Her 2-year-old son Hayes also makes an appearance on the song “Hummingbird,” as he practices his first word “Mama.” The gentle country ode to new motherhood was written with the Love Junkies, the all-star songwriting trio of Hillary Lindsey, Lori McKenna and Liz Rose. The bird symbol had a special meaning to Morris, who has a hummingbird tattoo and whose parents bought her a Gibson Hummingbird guitar for her 18th birthday.
“It makes me cry every time I hear it, but he’ll always be a part of this album in that way,” Morris said.
Eight-time Grammy-winning producer Greg Kurstin returned as her producer and co-writer, honing the rootsy, country and ’90s rock sounds from Morris.
“Greg Kurstin is just such a maestro at adapting to whatever artist he is in the room with, because he can go from Adele to Beck to Paul McCartney,” said Morris. “I feel like he brought out a lot of beauty with this sound in me.”
But the final track on the album was reserved for her previous producer, busbee, who died in 2019 after working on Morris’ first two records. Morris, along with Hurd and writer Jon Green, all friends of busbee, wrote the heartbreaking piano ballad “What Would This World Do?” just weeks before his death.
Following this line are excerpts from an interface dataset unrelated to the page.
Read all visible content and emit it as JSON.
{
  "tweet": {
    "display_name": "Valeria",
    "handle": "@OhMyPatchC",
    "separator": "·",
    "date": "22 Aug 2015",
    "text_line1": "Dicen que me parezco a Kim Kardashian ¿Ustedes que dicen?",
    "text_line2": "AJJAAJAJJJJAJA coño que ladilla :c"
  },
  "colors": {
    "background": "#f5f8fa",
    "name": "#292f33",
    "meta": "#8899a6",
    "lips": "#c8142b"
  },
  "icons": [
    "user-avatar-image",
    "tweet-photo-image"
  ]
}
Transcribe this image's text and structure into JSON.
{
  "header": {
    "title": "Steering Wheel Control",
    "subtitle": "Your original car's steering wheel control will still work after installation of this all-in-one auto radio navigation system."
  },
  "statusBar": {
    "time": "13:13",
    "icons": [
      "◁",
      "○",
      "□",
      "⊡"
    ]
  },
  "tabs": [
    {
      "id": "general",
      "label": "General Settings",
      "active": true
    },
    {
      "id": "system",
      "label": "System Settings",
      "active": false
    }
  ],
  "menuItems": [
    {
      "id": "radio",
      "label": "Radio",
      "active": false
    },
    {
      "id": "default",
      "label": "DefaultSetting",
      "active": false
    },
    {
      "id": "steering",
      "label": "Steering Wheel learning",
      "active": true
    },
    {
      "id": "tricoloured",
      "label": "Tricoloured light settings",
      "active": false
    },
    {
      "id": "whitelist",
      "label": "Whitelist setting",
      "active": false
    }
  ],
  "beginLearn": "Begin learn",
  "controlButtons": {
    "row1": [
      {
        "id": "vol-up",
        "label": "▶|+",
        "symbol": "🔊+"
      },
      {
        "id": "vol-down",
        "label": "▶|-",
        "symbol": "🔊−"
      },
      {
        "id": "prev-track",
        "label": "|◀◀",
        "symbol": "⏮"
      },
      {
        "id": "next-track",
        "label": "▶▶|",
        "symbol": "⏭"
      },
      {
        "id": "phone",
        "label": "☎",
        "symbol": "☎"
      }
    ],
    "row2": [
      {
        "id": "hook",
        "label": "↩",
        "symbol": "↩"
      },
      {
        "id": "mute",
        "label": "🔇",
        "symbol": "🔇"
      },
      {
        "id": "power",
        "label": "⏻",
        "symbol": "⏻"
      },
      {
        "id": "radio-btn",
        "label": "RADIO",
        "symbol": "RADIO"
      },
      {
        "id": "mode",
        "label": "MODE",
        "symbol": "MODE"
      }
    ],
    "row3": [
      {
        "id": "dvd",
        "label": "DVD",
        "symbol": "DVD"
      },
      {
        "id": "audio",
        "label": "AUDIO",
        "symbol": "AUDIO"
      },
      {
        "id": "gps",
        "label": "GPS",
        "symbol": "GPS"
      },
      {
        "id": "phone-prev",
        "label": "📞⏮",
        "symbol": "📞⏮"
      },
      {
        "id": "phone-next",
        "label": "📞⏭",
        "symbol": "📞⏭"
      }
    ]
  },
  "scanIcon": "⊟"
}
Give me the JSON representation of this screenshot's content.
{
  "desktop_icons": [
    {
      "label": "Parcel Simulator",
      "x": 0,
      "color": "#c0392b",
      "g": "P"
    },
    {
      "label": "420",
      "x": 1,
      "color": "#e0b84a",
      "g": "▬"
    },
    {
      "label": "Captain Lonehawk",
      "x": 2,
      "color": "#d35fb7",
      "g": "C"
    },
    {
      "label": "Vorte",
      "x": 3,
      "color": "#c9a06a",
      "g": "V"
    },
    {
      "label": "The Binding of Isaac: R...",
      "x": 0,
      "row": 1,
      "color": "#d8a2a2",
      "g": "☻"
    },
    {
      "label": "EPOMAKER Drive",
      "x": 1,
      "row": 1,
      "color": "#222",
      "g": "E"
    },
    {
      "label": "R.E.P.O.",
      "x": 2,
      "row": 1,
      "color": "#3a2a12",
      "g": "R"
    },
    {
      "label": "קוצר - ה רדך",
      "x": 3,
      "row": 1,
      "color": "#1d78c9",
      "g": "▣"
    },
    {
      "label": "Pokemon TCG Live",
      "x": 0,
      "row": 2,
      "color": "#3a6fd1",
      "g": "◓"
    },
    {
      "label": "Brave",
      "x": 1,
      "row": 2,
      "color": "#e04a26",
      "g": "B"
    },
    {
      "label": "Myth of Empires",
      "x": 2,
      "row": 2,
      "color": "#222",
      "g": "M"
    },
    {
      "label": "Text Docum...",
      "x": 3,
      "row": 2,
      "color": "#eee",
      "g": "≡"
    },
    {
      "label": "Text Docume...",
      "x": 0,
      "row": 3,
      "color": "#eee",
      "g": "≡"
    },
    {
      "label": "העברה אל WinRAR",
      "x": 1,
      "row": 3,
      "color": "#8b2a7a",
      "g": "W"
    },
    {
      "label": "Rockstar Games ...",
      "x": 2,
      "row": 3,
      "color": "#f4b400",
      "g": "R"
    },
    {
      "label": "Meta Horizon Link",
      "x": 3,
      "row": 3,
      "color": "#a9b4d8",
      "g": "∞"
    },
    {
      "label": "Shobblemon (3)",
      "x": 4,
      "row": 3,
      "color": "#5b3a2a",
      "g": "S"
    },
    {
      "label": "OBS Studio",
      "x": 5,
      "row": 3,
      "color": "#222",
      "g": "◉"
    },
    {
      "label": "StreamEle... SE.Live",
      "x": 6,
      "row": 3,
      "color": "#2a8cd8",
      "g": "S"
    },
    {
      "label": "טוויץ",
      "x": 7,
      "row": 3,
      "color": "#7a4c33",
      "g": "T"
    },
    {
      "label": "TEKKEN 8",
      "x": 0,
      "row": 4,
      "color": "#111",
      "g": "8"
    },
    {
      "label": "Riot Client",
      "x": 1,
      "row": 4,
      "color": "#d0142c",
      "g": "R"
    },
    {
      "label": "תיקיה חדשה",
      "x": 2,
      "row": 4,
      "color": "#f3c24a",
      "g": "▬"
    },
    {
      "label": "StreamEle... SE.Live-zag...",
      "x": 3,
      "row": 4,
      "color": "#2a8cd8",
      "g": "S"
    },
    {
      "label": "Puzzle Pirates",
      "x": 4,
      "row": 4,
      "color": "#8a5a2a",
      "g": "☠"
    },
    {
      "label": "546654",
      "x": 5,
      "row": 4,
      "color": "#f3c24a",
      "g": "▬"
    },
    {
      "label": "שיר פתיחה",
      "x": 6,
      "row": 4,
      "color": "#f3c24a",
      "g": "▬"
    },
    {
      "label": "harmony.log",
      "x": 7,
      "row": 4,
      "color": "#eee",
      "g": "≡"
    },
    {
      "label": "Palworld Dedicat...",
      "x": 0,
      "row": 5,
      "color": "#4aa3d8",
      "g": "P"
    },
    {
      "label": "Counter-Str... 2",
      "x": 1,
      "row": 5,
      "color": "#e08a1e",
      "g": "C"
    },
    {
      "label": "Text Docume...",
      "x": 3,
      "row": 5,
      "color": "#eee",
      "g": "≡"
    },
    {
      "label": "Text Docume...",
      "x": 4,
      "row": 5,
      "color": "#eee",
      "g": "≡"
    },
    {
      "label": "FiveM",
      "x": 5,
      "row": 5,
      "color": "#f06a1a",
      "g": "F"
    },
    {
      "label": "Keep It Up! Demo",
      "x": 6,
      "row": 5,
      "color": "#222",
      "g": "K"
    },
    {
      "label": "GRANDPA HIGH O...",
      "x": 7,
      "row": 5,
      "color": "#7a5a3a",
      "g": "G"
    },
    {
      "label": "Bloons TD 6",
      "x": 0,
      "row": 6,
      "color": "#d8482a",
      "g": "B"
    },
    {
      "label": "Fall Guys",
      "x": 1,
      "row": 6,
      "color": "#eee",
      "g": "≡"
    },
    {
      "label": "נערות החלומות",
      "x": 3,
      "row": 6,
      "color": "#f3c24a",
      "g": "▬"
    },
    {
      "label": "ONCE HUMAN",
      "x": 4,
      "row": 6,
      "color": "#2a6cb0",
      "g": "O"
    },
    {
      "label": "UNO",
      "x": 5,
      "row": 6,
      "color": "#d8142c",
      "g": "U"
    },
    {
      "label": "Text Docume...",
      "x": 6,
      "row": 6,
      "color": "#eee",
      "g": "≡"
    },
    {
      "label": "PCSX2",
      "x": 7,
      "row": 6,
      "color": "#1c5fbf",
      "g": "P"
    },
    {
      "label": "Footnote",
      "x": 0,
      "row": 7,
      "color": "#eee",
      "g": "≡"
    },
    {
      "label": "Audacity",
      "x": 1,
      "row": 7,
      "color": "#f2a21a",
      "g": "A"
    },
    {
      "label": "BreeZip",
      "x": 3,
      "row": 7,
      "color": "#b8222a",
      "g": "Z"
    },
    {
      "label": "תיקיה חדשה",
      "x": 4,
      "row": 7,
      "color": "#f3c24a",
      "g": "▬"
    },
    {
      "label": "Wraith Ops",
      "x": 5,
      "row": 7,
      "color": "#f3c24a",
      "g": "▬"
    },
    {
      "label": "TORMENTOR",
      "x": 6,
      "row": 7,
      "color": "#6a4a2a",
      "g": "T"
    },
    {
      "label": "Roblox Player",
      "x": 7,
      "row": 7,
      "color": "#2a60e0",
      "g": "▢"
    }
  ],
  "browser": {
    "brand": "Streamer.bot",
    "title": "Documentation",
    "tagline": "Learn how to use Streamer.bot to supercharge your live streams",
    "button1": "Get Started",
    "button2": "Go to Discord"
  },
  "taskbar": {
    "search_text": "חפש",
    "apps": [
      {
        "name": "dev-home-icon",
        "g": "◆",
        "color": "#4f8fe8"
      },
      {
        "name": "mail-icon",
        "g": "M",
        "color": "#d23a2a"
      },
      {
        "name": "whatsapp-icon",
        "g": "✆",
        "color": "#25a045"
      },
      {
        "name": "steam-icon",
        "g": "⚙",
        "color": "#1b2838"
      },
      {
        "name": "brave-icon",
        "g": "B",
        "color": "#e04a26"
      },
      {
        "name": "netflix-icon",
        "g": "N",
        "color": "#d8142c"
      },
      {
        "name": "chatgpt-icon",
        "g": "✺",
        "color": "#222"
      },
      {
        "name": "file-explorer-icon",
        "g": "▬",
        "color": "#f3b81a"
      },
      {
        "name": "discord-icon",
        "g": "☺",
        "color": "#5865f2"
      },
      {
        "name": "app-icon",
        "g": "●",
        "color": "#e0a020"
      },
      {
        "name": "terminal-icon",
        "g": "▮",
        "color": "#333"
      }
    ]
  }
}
Morris was given the piano that she and busbee wrote “80s Mercedes” on and it has a special place in their home where Hayes can play on it.
“The delivery of that performance is the most broken and raw that you will probably ever hear my voice,” Morris said, of the song that Hurd sings backup vocals on.
But with a smile on her face, Morris remembered that busbee was such a stickler for getting vocals exactly right during recording.
“I think that kind of brought me through,” Morris said. “It was knowing that if he were here, he would say, ‘Do it again.’”
Follow Kristin M. Hall at http://Twitter.com/kmhall